The main goal of this project is the study of Eisenstein series with a view towards applications in Number Theory. The project should be of interest to students wishing to learn more about Modular Forms (beyond the material covered in the Elliptic Functions IV course), and explore some connections with other parts of Number Theory.
Depending on interest the project may take various directions. The following list is by all means not complete.
1) The Rankin-Selberg method and Eisenstein series,
2) Special values of Hecke L-series and nearly holomorphic Eisenstein series,
3) Half-integral weight Eisenstein series,
4) The first and second Kronecker limit formula,
5) Higher rank Eisenstein series,
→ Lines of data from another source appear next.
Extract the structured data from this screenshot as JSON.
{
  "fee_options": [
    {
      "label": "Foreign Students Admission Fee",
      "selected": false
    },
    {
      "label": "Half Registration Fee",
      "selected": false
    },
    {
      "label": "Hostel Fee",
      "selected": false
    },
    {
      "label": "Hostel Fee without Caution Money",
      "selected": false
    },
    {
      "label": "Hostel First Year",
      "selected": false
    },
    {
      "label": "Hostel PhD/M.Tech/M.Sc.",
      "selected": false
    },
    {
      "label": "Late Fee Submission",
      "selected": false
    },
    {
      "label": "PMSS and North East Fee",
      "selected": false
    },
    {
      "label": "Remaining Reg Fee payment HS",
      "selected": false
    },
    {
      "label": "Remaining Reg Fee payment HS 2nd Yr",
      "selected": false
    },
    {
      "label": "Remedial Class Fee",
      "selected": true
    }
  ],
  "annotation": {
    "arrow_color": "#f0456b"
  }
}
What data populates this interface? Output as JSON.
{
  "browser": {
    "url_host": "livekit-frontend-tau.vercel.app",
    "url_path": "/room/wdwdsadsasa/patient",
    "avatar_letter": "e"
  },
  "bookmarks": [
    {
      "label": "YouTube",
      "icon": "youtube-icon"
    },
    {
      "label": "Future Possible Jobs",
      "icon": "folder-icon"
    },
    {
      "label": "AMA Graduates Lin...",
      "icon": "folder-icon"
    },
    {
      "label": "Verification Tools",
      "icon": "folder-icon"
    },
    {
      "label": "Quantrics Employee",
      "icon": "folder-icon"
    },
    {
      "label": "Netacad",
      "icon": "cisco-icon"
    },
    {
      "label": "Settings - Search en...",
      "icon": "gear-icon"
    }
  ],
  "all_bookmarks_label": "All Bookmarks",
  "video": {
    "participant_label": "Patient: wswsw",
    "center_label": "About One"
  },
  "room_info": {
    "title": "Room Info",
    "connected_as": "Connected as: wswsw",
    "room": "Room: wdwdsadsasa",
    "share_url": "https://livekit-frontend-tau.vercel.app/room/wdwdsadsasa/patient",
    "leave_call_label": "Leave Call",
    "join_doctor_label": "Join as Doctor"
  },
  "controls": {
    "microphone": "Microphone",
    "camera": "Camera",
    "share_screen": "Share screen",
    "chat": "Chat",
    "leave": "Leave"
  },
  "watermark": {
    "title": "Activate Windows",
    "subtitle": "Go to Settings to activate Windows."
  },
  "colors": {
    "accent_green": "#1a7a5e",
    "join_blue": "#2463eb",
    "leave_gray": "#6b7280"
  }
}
ResourcesThere are many reference for Modular Forms that go into a detailed study of Eisenstein series. A good starting point is the book of Miyake  and especially Chapter 7, or the first two sections of chapter 5 of the book of Hida . More references will be given at the beginning of the project.
 T. Miyake, Modular Forms, Springer Monograps in Mathematics.